#### INFORMATION
>>
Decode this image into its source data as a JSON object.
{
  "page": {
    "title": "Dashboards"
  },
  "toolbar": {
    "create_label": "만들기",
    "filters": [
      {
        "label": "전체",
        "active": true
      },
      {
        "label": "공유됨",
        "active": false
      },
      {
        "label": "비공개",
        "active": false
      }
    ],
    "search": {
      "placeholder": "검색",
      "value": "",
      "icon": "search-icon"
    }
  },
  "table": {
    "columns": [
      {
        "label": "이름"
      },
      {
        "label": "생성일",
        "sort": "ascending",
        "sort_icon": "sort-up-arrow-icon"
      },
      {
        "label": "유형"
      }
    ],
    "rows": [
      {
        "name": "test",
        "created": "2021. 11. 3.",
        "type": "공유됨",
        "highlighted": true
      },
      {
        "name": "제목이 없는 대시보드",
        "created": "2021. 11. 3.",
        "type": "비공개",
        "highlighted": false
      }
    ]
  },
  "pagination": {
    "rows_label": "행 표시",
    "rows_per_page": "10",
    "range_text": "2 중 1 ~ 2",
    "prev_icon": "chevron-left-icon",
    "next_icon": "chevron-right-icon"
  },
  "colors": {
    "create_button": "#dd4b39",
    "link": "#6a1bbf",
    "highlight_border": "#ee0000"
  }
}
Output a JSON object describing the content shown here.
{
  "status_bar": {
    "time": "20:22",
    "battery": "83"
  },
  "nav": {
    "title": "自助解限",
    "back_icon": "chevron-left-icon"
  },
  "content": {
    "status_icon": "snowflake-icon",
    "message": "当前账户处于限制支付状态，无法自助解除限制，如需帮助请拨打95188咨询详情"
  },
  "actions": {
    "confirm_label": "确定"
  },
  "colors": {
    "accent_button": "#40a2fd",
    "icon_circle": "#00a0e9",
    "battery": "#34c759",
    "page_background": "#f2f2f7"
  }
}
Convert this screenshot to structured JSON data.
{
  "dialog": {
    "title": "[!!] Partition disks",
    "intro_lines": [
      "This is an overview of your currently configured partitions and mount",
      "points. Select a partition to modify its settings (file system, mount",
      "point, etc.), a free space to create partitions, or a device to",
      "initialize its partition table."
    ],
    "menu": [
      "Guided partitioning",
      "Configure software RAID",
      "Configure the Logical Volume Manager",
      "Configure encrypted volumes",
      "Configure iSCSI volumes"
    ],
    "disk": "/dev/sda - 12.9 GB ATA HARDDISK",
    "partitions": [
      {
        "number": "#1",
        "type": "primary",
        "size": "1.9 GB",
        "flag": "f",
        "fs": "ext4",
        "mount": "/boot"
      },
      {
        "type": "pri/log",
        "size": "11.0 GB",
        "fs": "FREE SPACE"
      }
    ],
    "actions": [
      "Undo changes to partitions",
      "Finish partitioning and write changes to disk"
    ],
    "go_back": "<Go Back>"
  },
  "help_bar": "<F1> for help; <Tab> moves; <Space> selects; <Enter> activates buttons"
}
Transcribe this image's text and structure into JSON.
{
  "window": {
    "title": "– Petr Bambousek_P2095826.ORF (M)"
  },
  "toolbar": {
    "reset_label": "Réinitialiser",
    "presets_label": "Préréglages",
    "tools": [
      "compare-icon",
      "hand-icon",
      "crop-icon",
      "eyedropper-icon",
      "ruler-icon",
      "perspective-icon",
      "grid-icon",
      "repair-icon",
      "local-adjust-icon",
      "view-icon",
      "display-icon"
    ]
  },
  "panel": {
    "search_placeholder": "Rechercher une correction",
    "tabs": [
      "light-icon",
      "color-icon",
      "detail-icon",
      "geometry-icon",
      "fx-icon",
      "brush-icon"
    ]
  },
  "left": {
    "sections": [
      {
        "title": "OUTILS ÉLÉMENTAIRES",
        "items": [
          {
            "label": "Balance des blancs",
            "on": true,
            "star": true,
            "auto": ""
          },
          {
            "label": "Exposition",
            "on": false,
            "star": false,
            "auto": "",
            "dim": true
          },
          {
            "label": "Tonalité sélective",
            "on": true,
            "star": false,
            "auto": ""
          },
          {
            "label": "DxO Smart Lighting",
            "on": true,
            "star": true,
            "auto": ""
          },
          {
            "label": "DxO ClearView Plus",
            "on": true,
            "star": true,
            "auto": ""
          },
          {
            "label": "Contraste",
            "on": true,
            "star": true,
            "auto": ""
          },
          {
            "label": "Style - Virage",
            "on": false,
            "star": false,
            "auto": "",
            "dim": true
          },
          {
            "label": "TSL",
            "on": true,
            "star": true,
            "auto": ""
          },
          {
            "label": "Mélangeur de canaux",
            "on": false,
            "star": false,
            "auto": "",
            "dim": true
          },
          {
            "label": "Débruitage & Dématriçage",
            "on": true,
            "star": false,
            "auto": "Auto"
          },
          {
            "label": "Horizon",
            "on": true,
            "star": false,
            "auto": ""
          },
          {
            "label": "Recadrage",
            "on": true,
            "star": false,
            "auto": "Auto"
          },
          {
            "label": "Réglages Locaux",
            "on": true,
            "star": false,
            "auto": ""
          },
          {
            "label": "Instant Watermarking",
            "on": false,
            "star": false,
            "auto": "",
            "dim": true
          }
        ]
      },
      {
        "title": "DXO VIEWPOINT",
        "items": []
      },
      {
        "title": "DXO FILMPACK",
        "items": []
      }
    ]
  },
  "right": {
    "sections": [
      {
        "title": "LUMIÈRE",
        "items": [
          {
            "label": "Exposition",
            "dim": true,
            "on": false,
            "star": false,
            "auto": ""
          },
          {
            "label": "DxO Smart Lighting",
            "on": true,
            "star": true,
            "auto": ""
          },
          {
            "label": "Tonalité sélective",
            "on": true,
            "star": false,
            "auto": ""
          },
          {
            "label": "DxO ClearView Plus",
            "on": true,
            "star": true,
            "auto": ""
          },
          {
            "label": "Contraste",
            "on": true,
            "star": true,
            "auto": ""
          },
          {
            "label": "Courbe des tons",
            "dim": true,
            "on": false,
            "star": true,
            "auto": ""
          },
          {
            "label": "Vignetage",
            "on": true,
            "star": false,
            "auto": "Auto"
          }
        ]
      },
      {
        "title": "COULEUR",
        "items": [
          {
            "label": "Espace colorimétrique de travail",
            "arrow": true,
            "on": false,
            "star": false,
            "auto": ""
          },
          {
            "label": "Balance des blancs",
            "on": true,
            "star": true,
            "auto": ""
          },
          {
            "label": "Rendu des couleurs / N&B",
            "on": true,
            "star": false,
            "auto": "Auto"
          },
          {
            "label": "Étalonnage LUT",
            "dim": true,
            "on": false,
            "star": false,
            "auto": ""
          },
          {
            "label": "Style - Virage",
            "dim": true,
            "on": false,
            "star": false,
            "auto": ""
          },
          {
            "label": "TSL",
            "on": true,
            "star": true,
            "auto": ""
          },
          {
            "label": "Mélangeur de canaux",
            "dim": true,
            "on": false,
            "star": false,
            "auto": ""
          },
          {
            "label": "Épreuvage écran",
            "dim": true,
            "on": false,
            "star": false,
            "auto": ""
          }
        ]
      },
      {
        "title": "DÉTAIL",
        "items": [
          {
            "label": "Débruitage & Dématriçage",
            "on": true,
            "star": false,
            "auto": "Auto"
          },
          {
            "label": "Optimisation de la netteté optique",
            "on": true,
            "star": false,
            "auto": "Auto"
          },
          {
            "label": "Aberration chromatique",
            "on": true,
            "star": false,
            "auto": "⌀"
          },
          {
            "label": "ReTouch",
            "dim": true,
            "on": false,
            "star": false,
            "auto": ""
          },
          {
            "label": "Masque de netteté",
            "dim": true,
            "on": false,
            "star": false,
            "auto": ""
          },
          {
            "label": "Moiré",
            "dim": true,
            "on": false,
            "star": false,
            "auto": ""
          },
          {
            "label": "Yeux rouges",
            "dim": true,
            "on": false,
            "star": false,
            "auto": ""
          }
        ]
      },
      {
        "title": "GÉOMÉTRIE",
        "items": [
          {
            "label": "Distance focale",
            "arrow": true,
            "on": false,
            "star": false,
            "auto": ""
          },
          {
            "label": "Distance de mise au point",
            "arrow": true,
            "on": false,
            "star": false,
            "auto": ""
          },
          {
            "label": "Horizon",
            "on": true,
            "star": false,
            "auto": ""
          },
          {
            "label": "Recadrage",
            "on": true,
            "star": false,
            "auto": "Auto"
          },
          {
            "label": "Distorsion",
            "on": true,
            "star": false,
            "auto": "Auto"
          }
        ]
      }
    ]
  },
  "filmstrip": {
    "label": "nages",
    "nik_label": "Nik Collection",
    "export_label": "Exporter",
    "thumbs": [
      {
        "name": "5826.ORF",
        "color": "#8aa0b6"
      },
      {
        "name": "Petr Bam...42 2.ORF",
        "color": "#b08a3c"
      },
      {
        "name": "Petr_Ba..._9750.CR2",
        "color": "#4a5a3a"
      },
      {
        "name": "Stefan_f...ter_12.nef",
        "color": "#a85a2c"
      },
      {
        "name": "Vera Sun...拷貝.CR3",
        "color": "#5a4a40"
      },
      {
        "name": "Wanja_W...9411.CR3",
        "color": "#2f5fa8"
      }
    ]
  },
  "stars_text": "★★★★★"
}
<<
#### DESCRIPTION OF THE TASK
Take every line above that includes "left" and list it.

#### TASK SOLUTION
    "prev_icon": "chevron-left-icon",
    "back_icon": "chevron-left-icon"
  "left": {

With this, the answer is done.